A word-for-word copy of all entries is required, without images.
Start of THE DATA
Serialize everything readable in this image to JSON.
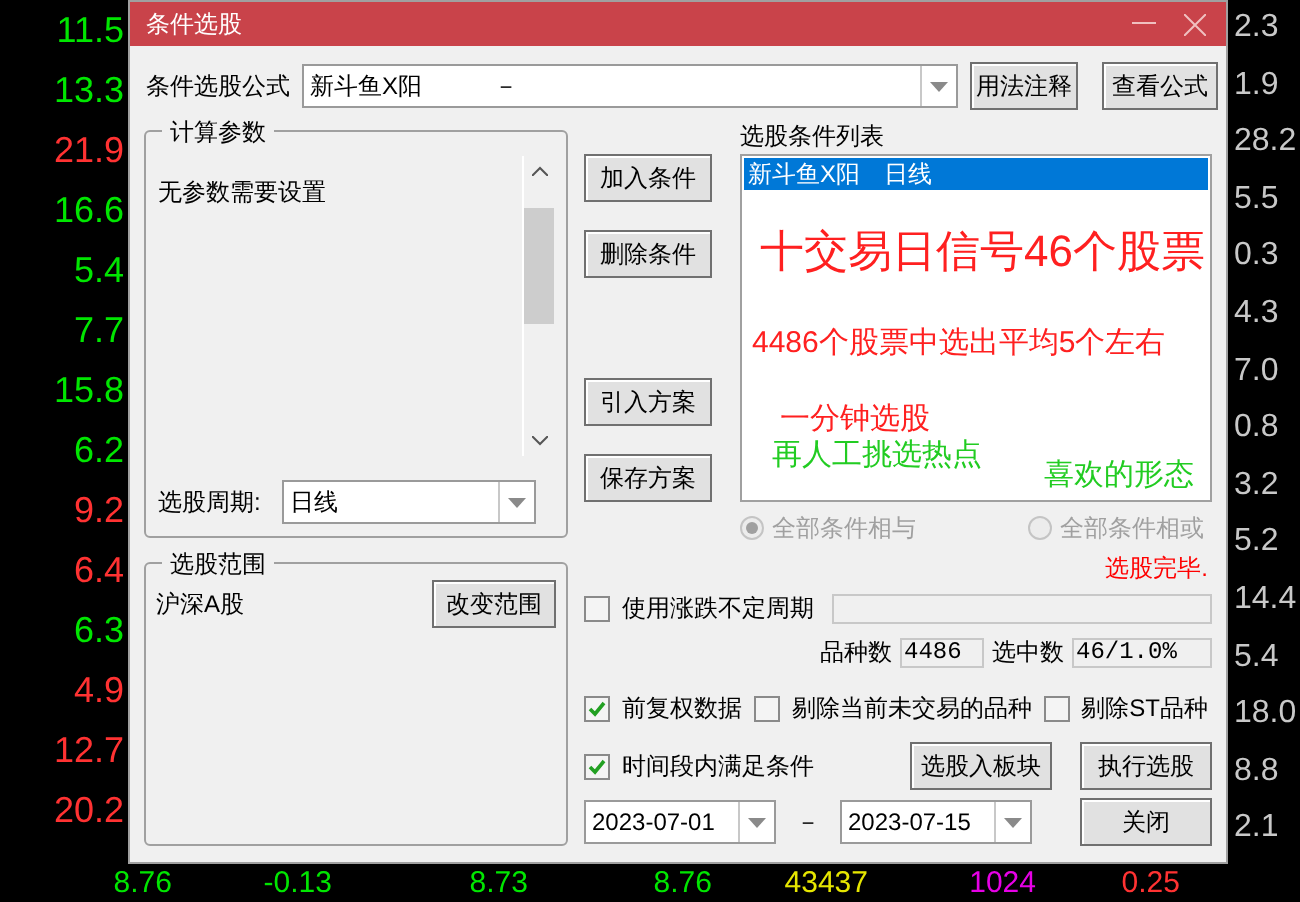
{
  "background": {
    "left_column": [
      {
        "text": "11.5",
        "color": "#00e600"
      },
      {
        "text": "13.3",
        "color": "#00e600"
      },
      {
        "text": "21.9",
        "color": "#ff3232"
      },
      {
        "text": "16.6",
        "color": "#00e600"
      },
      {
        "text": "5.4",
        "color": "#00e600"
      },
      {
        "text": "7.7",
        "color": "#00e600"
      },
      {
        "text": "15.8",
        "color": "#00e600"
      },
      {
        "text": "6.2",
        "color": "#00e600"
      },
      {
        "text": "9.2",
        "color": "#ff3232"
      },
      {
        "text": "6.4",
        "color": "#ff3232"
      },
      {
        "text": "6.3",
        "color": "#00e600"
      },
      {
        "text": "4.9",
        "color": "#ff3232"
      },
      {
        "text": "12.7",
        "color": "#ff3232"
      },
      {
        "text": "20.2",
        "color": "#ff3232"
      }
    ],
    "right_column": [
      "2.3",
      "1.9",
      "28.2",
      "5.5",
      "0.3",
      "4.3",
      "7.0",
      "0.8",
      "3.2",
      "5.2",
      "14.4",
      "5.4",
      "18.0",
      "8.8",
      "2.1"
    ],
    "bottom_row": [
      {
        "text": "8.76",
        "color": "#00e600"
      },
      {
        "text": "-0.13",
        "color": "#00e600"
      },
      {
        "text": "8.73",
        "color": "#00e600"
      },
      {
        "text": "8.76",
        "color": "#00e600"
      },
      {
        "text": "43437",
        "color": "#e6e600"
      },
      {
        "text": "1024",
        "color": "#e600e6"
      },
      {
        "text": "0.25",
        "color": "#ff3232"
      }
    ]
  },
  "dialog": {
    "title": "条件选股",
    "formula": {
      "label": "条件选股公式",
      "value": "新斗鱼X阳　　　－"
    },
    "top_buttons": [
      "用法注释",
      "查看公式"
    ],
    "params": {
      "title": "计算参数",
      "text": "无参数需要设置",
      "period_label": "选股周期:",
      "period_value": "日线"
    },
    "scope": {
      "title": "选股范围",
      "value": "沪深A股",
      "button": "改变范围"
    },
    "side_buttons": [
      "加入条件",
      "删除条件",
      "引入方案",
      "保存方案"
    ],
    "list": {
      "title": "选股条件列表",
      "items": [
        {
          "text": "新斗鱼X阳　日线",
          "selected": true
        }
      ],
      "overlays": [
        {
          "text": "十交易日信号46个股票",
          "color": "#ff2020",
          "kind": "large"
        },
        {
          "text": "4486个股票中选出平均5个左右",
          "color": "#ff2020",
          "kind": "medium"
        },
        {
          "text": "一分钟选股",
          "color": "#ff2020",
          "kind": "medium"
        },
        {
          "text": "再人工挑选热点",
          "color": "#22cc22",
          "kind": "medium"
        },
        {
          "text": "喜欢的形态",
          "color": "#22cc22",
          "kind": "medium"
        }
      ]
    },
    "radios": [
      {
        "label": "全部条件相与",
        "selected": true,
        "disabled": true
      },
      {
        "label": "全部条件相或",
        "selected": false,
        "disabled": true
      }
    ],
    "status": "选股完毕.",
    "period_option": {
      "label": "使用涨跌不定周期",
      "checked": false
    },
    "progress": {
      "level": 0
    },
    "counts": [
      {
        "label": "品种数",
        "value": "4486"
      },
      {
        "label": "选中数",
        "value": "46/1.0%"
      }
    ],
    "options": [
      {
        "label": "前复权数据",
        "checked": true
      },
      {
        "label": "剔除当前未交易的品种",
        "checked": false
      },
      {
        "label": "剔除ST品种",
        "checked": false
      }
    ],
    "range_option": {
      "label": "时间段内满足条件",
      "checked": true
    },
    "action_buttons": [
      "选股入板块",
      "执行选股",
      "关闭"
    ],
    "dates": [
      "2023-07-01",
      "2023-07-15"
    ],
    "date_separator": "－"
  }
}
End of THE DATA
▸ **RESULT**
Serialize everything readable in this image to JSON.
{
  "background": {
    "left_column": [
      {
        "text": "11.5",
        "color": "#00e600"
      },
      {
        "text": "13.3",
        "color": "#00e600"
      },
      {
        "text": "21.9",
        "color": "#ff3232"
      },
      {
        "text": "16.6",
        "color": "#00e600"
      },
      {
        "text": "5.4",
        "color": "#00e600"
      },
      {
        "text": "7.7",
        "color": "#00e600"
      },
      {
        "text": "15.8",
        "color": "#00e600"
      },
      {
        "text": "6.2",
        "color": "#00e600"
      },
      {
        "text": "9.2",
        "color": "#ff3232"
      },
      {
        "text": "6.4",
        "color": "#ff3232"
      },
      {
        "text": "6.3",
        "color": "#00e600"
      },
      {
        "text": "4.9",
        "color": "#ff3232"
      },
      {
        "text": "12.7",
        "color": "#ff3232"
      },
      {
        "text": "20.2",
        "color": "#ff3232"
      }
    ],
    "right_column": [
      "2.3",
      "1.9",
      "28.2",
      "5.5",
      "0.3",
      "4.3",
      "7.0",
      "0.8",
      "3.2",
      "5.2",
      "14.4",
      "5.4",
      "18.0",
      "8.8",
      "2.1"
    ],
    "bottom_row": [
      {
        "text": "8.76",
        "color": "#00e600"
      },
      {
        "text": "-0.13",
        "color": "#00e600"
      },
      {
        "text": "8.73",
        "color": "#00e600"
      },
      {
        "text": "8.76",
        "color": "#00e600"
      },
      {
        "text": "43437",
        "color": "#e6e600"
      },
      {
        "text": "1024",
        "color": "#e600e6"
      },
      {
        "text": "0.25",
        "color": "#ff3232"
      }
    ]
  },
  "dialog": {
    "title": "条件选股",
    "formula": {
      "label": "条件选股公式",
      "value": "新斗鱼X阳　　　－"
    },
    "top_buttons": [
      "用法注释",
      "查看公式"
    ],
    "params": {
      "title": "计算参数",
      "text": "无参数需要设置",
      "period_label": "选股周期:",
      "period_value": "日线"
    },
    "scope": {
      "title": "选股范围",
      "value": "沪深A股",
      "button": "改变范围"
    },
    "side_buttons": [
      "加入条件",
      "删除条件",
      "引入方案",
      "保存方案"
    ],
    "list": {
      "title": "选股条件列表",
      "items": [
        {
          "text": "新斗鱼X阳　日线",
          "selected": true
        }
      ],
      "overlays": [
        {
          "text": "十交易日信号46个股票",
          "color": "#ff2020",
          "kind": "large"
        },
        {
          "text": "4486个股票中选出平均5个左右",
          "color": "#ff2020",
          "kind": "medium"
        },
        {
          "text": "一分钟选股",
          "color": "#ff2020",
          "kind": "medium"
        },
        {
          "text": "再人工挑选热点",
          "color": "#22cc22",
          "kind": "medium"
        },
        {
          "text": "喜欢的形态",
          "color": "#22cc22",
          "kind": "medium"
        }
      ]
    },
    "radios": [
      {
        "label": "全部条件相与",
        "selected": true,
        "disabled": true
      },
      {
        "label": "全部条件相或",
        "selected": false,
        "disabled": true
      }
    ],
    "status": "选股完毕.",
    "period_option": {
      "label": "使用涨跌不定周期",
      "checked": false
    },
    "progress": {
      "level": 0
    },
    "counts": [
      {
        "label": "品种数",
        "value": "4486"
      },
      {
        "label": "选中数",
        "value": "46/1.0%"
      }
    ],
    "options": [
      {
        "label": "前复权数据",
        "checked": true
      },
      {
        "label": "剔除当前未交易的品种",
        "checked": false
      },
      {
        "label": "剔除ST品种",
        "checked": false
      }
    ],
    "range_option": {
      "label": "时间段内满足条件",
      "checked": true
    },
    "action_buttons": [
      "选股入板块",
      "执行选股",
      "关闭"
    ],
    "dates": [
      "2023-07-01",
      "2023-07-15"
    ],
    "date_separator": "－"
  }
}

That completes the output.